Why did the Antarctic drilling project fail?
A few members of the team that attempted to search for life in Antarctica's Lake Ellsworth are already beginning a long, sad and disappointed journey home.
The rest will be gone, along with all the equipment, the stores and a union jack, in a few weeks' time, leaving no trace of this daring mission to reach beneath the ice.
The most exciting science often carries the greatest risk and, despite three years of planning, this is a gamble that has not paid off.
The talk from the team is brave, of course - of lessons learned, of valuable experience, of regrouping to try again.
But the voice of the chief scientist, Prof Martin Siegert, conveys the painful combination of exhaustion and failure that marks all projects that go wrong.

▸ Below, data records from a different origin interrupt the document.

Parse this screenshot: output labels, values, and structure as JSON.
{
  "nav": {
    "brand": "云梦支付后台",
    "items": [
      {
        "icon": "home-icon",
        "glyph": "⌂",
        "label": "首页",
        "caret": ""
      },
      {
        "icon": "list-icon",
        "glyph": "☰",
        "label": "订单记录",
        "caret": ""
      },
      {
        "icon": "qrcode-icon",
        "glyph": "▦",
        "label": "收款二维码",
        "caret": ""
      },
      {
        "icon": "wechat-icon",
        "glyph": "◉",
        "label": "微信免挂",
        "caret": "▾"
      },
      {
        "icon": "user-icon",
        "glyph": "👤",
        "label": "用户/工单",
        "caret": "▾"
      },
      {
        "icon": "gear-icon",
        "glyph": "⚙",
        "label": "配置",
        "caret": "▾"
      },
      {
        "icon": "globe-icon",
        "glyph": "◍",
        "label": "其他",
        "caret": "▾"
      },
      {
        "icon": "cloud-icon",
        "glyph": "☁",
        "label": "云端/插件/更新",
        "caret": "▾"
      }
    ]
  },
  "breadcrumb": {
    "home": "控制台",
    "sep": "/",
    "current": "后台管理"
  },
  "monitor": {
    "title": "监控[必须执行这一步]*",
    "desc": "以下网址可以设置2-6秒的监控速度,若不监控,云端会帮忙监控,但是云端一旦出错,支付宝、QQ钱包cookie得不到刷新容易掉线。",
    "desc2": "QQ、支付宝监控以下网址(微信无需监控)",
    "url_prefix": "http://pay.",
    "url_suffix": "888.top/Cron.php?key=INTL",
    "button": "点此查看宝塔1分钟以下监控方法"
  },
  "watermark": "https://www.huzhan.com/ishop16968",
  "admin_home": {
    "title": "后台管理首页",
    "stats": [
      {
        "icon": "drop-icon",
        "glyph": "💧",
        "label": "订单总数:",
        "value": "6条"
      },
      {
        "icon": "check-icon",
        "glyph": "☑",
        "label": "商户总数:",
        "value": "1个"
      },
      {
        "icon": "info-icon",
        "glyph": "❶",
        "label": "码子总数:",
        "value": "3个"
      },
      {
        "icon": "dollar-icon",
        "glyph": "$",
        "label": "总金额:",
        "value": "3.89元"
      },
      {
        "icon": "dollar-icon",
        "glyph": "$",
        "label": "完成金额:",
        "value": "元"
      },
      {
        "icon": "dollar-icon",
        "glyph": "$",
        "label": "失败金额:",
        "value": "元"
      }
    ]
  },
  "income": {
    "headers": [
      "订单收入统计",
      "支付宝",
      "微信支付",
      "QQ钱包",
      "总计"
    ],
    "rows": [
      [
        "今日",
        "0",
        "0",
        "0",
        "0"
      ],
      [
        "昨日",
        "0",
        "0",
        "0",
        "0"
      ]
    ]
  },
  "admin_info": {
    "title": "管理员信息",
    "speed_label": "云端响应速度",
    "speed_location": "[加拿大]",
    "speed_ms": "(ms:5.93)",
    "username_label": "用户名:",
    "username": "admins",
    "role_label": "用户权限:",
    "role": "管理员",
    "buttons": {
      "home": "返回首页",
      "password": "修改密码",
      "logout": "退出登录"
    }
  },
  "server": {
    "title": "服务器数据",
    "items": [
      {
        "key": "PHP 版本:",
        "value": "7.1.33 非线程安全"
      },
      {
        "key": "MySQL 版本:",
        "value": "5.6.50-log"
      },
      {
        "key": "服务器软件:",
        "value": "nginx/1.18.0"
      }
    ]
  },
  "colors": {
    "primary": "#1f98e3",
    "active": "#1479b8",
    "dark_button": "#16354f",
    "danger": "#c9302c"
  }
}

And it carries memories of another brave British attempt to search for life, on another planet almost 10 years ago.
The aim in Antarctica was to use a hot-water drill to reach down through the two miles of the ice sheet to open a borehole to the waters of Lake Ellsworth below.
The plan had estimated that five days of drilling would do the job and would then allow for 24 hours before the hole re-froze to lower devices into the water and sediment.
In theory, by now, the team should have been hauling to the surface precious containers holding samples from a lost and hidden world isolated for up to half a million years.
Instead the hot water drill did not manage to reach into the depths as required.
The drilling plan called for the creation of a large cavity in the ice to act as a reservoir and as a means of regulating the pressure from the lake below.
The cavity was formed - so far, so good - but when the main borehole was drilled, just 1.5m from the hole leading to the cavity, it could not make a connection down below.
The team assumed that the borehole would descend vertically but maybe it veered off slightly which meant that an accurate aim - and connection - was not possible.
And without being able to hook up the main borehole to the cavity, countless gallons of hot water were wasted in the attempt and the limited fuel stores rapidly depleted.
On Christmas Eve, a fateful decision approached. This £8m project had coped with equipment breakdowns and last-minute hurdles, ferocious weather and utter remoteness.
At one stage, an electronic component the size of a thumbnail - essential to the running of the main boiler - had to be flown out all the way from Britain.
But in the end it was the drilling that proved the project's undoing: it simply could not continue because fuel was running low.
By the evening, gathered in the main tent, the team had to face an awful moment: there was no option but to pull the plug.
The chief scientist, and main driver behind the project, Prof Martin Siegert, prepared a few words for on-site cameraman Pete Bucktrout. It was '"Game over".
Last summer, when I first met Prof Siegert, I was too polite to remind him of what had happened to another British science project, the Beagle 2 mission to Mars, the spacecraft named after the ship that had carried Charles Darwin.
That clever piece of engineering was a tiny lander that was carried to the Red Planet in 2003 on board the European Space Agency's Mars Express orbiter.
Back then many of us gathered with Beagle's mastermind, Prof Colin Pillinger, to wait to hear the first signal that the spacecraft had touched down safely. The signal never came; Beagle went missing, presumed dead.
So it was to my surprise that Prof Siegert himself brought up the parallel, comparing that audacious attempt to search for life on Mars with his own bid to seek it in the unlit depths beneath the Antarctic ice sheet.
At the time, in that summer conversation, neither of us realised an eerie coincidence. Beagle crashed on Christmas Day 2003; the Lake Ellsworth mission was abandoned on Christmas Eve 2012.
Over a crackly satellite phone connection today, Prof Siegert managed a laugh at the timing.
But there is a difference between the two projects. Funding was never found to launch another Beagle to Mars while it is likely that another attempt will be made on Lake Ellsworth.
The team will work on a revised plan next year. Another go may be tried in four or five years' time.
For the moment, though, the fundamental question that drove both missions remains unanswered: what is the limit to where life is possible?